**What this task involves:** Without changing a character, output all of the records.

Data entries
---

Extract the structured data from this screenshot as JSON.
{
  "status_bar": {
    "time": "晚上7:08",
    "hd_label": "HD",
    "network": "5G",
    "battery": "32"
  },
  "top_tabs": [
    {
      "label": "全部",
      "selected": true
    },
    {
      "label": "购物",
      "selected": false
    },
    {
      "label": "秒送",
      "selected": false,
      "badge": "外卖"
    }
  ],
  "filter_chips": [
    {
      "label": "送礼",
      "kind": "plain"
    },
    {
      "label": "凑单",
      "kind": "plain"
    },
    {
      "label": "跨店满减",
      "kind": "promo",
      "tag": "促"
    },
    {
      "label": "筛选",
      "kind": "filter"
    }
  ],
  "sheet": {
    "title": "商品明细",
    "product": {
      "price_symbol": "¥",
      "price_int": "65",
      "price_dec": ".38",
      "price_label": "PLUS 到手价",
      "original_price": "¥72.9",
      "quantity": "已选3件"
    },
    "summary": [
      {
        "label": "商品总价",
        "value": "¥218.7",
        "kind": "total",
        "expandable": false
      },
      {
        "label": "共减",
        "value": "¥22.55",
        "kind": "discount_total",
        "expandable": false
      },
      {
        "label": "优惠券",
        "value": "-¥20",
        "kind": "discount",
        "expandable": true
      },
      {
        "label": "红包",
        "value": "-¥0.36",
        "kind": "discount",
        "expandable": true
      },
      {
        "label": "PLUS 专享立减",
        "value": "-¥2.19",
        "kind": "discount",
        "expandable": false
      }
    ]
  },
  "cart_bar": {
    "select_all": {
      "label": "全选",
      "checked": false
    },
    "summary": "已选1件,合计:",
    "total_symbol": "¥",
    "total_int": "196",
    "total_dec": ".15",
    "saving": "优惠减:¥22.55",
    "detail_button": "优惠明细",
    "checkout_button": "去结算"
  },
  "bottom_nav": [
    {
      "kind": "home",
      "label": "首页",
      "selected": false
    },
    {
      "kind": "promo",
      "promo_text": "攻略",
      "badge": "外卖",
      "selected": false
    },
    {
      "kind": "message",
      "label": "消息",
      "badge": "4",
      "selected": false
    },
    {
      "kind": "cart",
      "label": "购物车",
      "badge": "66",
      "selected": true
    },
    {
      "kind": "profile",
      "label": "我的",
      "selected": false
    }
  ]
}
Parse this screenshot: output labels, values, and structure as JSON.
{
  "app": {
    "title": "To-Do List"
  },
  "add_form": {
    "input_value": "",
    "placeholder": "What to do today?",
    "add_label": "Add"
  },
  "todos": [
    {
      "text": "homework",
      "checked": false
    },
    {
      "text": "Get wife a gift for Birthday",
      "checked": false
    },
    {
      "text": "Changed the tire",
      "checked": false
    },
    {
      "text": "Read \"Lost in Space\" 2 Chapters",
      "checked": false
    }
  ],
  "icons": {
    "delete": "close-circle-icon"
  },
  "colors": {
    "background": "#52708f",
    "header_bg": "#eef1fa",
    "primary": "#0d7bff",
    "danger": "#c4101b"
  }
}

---

**Written solution:**
Extract the structured data from this screenshot as JSON.
{
  "status_bar": {
    "time": "晚上7:08",
    "hd_label": "HD",
    "network": "5G",
    "battery": "32"
  },
  "top_tabs": [
    {
      "label": "全部",
      "selected": true
    },
    {
      "label": "购物",
      "selected": false
    },
    {
      "label": "秒送",
      "selected": false,
      "badge": "外卖"
    }
  ],
  "filter_chips": [
    {
      "label": "送礼",
      "kind": "plain"
    },
    {
      "label": "凑单",
      "kind": "plain"
    },
    {
      "label": "跨店满减",
      "kind": "promo",
      "tag": "促"
    },
    {
      "label": "筛选",
      "kind": "filter"
    }
  ],
  "sheet": {
    "title": "商品明细",
    "product": {
      "price_symbol": "¥",
      "price_int": "65",
      "price_dec": ".38",
      "price_label": "PLUS 到手价",
      "original_price": "¥72.9",
      "quantity": "已选3件"
    },
    "summary": [
      {
        "label": "商品总价",
        "value": "¥218.7",
        "kind": "total",
        "expandable": false
      },
      {
        "label": "共减",
        "value": "¥22.55",
        "kind": "discount_total",
        "expandable": false
      },
      {
        "label": "优惠券",
        "value": "-¥20",
        "kind": "discount",
        "expandable": true
      },
      {
        "label": "红包",
        "value": "-¥0.36",
        "kind": "discount",
        "expandable": true
      },
      {
        "label": "PLUS 专享立减",
        "value": "-¥2.19",
        "kind": "discount",
        "expandable": false
      }
    ]
  },
  "cart_bar": {
    "select_all": {
      "label": "全选",
      "checked": false
    },
    "summary": "已选1件,合计:",
    "total_symbol": "¥",
    "total_int": "196",
    "total_dec": ".15",
    "saving": "优惠减:¥22.55",
    "detail_button": "优惠明细",
    "checkout_button": "去结算"
  },
  "bottom_nav": [
    {
      "kind": "home",
      "label": "首页",
      "selected": false
    },
    {
      "kind": "promo",
      "promo_text": "攻略",
      "badge": "外卖",
      "selected": false
    },
    {
      "kind": "message",
      "label": "消息",
      "badge": "4",
      "selected": false
    },
    {
      "kind": "cart",
      "label": "购物车",
      "badge": "66",
      "selected": true
    },
    {
      "kind": "profile",
      "label": "我的",
      "selected": false
    }
  ]
}
Parse this screenshot: output labels, values, and structure as JSON.
{
  "app": {
    "title": "To-Do List"
  },
  "add_form": {
    "input_value": "",
    "placeholder": "What to do today?",
    "add_label": "Add"
  },
  "todos": [
    {
      "text": "homework",
      "checked": false
    },
    {
      "text": "Get wife a gift for Birthday",
      "checked": false
    },
    {
      "text": "Changed the tire",
      "checked": false
    },
    {
      "text": "Read \"Lost in Space\" 2 Chapters",
      "checked": false
    }
  ],
  "icons": {
    "delete": "close-circle-icon"
  },
  "colors": {
    "background": "#52708f",
    "header_bg": "#eef1fa",
    "primary": "#0d7bff",
    "danger": "#c4101b"
  }
}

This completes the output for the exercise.